Brief =>
Your answer should be the complete data, copied exactly.

Dataset rows describing interfaces
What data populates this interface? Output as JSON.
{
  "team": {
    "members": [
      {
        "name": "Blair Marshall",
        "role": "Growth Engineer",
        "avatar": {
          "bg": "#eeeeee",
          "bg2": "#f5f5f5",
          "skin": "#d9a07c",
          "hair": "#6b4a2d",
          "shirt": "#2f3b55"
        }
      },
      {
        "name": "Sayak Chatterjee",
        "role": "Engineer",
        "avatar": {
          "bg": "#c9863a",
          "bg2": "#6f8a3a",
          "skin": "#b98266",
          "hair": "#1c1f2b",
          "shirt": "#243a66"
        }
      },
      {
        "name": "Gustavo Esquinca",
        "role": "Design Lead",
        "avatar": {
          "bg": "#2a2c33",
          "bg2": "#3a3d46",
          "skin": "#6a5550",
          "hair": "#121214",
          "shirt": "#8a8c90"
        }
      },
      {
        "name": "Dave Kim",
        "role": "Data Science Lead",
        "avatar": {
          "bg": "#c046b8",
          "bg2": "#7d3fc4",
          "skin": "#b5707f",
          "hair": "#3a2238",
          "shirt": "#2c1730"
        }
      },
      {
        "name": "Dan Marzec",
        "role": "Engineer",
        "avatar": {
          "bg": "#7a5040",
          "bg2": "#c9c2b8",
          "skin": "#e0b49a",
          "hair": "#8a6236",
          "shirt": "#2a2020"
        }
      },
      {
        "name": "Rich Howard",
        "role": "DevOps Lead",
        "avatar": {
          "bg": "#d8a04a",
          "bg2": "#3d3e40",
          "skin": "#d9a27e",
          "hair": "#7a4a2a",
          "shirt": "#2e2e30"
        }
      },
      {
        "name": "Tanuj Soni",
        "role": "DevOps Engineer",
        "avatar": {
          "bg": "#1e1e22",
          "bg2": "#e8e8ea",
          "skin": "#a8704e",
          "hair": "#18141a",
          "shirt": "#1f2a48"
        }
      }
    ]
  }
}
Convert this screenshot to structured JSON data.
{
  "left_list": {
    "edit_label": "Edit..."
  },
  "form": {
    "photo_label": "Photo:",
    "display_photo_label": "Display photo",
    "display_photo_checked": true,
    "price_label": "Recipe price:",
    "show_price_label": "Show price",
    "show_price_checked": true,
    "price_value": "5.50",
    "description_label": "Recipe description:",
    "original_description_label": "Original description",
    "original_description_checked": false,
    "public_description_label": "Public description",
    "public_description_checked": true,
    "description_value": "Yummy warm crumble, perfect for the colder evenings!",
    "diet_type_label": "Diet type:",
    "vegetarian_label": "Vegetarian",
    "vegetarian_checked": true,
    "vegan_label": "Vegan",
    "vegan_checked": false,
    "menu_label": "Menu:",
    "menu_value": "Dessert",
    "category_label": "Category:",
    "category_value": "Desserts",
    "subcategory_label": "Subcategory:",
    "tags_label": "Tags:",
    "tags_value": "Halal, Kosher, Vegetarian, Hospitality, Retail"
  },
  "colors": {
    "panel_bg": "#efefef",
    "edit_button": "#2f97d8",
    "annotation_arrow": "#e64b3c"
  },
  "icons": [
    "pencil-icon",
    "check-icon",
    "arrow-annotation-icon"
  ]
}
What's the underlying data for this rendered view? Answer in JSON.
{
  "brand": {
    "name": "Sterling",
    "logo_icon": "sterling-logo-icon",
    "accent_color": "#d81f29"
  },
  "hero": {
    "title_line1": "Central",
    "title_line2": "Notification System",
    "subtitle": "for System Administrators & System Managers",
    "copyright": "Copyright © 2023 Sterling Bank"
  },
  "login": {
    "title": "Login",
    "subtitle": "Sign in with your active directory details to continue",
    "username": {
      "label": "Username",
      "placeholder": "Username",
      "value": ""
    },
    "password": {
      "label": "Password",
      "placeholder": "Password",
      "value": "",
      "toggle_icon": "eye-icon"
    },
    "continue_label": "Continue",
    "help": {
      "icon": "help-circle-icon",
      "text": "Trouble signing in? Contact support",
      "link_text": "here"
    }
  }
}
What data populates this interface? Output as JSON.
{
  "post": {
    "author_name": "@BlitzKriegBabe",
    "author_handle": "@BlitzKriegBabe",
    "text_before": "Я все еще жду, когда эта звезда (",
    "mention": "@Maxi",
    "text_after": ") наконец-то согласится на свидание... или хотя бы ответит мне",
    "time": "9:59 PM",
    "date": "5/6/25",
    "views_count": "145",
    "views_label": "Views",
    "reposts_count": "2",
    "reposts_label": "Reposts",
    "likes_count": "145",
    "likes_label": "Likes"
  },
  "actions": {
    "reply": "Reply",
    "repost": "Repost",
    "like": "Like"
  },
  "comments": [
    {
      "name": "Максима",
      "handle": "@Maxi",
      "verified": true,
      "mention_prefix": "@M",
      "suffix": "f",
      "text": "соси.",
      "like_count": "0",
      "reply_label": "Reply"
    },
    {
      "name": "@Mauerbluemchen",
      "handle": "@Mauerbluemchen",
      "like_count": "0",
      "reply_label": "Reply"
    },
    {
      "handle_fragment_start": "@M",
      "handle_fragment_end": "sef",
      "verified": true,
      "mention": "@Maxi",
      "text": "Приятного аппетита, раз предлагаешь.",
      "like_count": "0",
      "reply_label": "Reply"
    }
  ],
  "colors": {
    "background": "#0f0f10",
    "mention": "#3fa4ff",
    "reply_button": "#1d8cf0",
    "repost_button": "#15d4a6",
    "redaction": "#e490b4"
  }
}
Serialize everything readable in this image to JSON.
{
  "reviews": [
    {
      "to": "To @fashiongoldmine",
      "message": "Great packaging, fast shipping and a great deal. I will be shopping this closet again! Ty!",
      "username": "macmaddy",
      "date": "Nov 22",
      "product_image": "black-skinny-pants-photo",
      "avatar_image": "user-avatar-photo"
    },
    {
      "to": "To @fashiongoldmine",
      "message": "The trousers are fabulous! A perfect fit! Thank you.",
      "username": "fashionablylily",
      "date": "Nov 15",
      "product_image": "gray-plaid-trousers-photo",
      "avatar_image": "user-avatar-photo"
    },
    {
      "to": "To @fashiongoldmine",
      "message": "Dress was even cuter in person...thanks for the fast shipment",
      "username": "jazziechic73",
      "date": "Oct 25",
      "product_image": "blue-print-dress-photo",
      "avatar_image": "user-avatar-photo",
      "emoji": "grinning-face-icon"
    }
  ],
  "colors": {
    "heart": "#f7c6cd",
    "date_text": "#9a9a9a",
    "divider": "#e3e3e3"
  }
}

Your response =>
What data populates this interface? Output as JSON.
{
  "team": {
    "members": [
      {
        "name": "Blair Marshall",
        "role": "Growth Engineer",
        "avatar": {
          "bg": "#eeeeee",
          "bg2": "#f5f5f5",
          "skin": "#d9a07c",
          "hair": "#6b4a2d",
          "shirt": "#2f3b55"
        }
      },
      {
        "name": "Sayak Chatterjee",
        "role": "Engineer",
        "avatar": {
          "bg": "#c9863a",
          "bg2": "#6f8a3a",
          "skin": "#b98266",
          "hair": "#1c1f2b",
          "shirt": "#243a66"
        }
      },
      {
        "name": "Gustavo Esquinca",
        "role": "Design Lead",
        "avatar": {
          "bg": "#2a2c33",
          "bg2": "#3a3d46",
          "skin": "#6a5550",
          "hair": "#121214",
          "shirt": "#8a8c90"
        }
      },
      {
        "name": "Dave Kim",
        "role": "Data Science Lead",
        "avatar": {
          "bg": "#c046b8",
          "bg2": "#7d3fc4",
          "skin": "#b5707f",
          "hair": "#3a2238",
          "shirt": "#2c1730"
        }
      },
      {
        "name": "Dan Marzec",
        "role": "Engineer",
        "avatar": {
          "bg": "#7a5040",
          "bg2": "#c9c2b8",
          "skin": "#e0b49a",
          "hair": "#8a6236",
          "shirt": "#2a2020"
        }
      },
      {
        "name": "Rich Howard",
        "role": "DevOps Lead",
        "avatar": {
          "bg": "#d8a04a",
          "bg2": "#3d3e40",
          "skin": "#d9a27e",
          "hair": "#7a4a2a",
          "shirt": "#2e2e30"
        }
      },
      {
        "name": "Tanuj Soni",
        "role": "DevOps Engineer",
        "avatar": {
          "bg": "#1e1e22",
          "bg2": "#e8e8ea",
          "skin": "#a8704e",
          "hair": "#18141a",
          "shirt": "#1f2a48"
        }
      }
    ]
  }
}
Convert this screenshot to structured JSON data.
{
  "left_list": {
    "edit_label": "Edit..."
  },
  "form": {
    "photo_label": "Photo:",
    "display_photo_label": "Display photo",
    "display_photo_checked": true,
    "price_label": "Recipe price:",
    "show_price_label": "Show price",
    "show_price_checked": true,
    "price_value": "5.50",
    "description_label": "Recipe description:",
    "original_description_label": "Original description",
    "original_description_checked": false,
    "public_description_label": "Public description",
    "public_description_checked": true,
    "description_value": "Yummy warm crumble, perfect for the colder evenings!",
    "diet_type_label": "Diet type:",
    "vegetarian_label": "Vegetarian",
    "vegetarian_checked": true,
    "vegan_label": "Vegan",
    "vegan_checked": false,
    "menu_label": "Menu:",
    "menu_value": "Dessert",
    "category_label": "Category:",
    "category_value": "Desserts",
    "subcategory_label": "Subcategory:",
    "tags_label": "Tags:",
    "tags_value": "Halal, Kosher, Vegetarian, Hospitality, Retail"
  },
  "colors": {
    "panel_bg": "#efefef",
    "edit_button": "#2f97d8",
    "annotation_arrow": "#e64b3c"
  },
  "icons": [
    "pencil-icon",
    "check-icon",
    "arrow-annotation-icon"
  ]
}
What's the underlying data for this rendered view? Answer in JSON.
{
  "brand": {
    "name": "Sterling",
    "logo_icon": "sterling-logo-icon",
    "accent_color": "#d81f29"
  },
  "hero": {
    "title_line1": "Central",
    "title_line2": "Notification System",
    "subtitle": "for System Administrators & System Managers",
    "copyright": "Copyright © 2023 Sterling Bank"
  },
  "login": {
    "title": "Login",
    "subtitle": "Sign in with your active directory details to continue",
    "username": {
      "label": "Username",
      "placeholder": "Username",
      "value": ""
    },
    "password": {
      "label": "Password",
      "placeholder": "Password",
      "value": "",
      "toggle_icon": "eye-icon"
    },
    "continue_label": "Continue",
    "help": {
      "icon": "help-circle-icon",
      "text": "Trouble signing in? Contact support",
      "link_text": "here"
    }
  }
}
What data populates this interface? Output as JSON.
{
  "post": {
    "author_name": "@BlitzKriegBabe",
    "author_handle": "@BlitzKriegBabe",
    "text_before": "Я все еще жду, когда эта звезда (",
    "mention": "@Maxi",
    "text_after": ") наконец-то согласится на свидание... или хотя бы ответит мне",
    "time": "9:59 PM",
    "date": "5/6/25",
    "views_count": "145",
    "views_label": "Views",
    "reposts_count": "2",
    "reposts_label": "Reposts",
    "likes_count": "145",
    "likes_label": "Likes"
  },
  "actions": {
    "reply": "Reply",
    "repost": "Repost",
    "like": "Like"
  },
  "comments": [
    {
      "name": "Максима",
      "handle": "@Maxi",
      "verified": true,
      "mention_prefix": "@M",
      "suffix": "f",
      "text": "соси.",
      "like_count": "0",
      "reply_label": "Reply"
    },
    {
      "name": "@Mauerbluemchen",
      "handle": "@Mauerbluemchen",
      "like_count": "0",
      "reply_label": "Reply"
    },
    {
      "handle_fragment_start": "@M",
      "handle_fragment_end": "sef",
      "verified": true,
      "mention": "@Maxi",
      "text": "Приятного аппетита, раз предлагаешь.",
      "like_count": "0",
      "reply_label": "Reply"
    }
  ],
  "colors": {
    "background": "#0f0f10",
    "mention": "#3fa4ff",
    "reply_button": "#1d8cf0",
    "repost_button": "#15d4a6",
    "redaction": "#e490b4"
  }
}
Serialize everything readable in this image to JSON.
{
  "reviews": [
    {
      "to": "To @fashiongoldmine",
      "message": "Great packaging, fast shipping and a great deal. I will be shopping this closet again! Ty!",
      "username": "macmaddy",
      "date": "Nov 22",
      "product_image": "black-skinny-pants-photo",
      "avatar_image": "user-avatar-photo"
    },
    {
      "to": "To @fashiongoldmine",
      "message": "The trousers are fabulous! A perfect fit! Thank you.",
      "username": "fashionablylily",
      "date": "Nov 15",
      "product_image": "gray-plaid-trousers-photo",
      "avatar_image": "user-avatar-photo"
    },
    {
      "to": "To @fashiongoldmine",
      "message": "Dress was even cuter in person...thanks for the fast shipment",
      "username": "jazziechic73",
      "date": "Oct 25",
      "product_image": "blue-print-dress-photo",
      "avatar_image": "user-avatar-photo",
      "emoji": "grinning-face-icon"
    }
  ],
  "colors": {
    "heart": "#f7c6cd",
    "date_text": "#9a9a9a",
    "divider": "#e3e3e3"
  }
}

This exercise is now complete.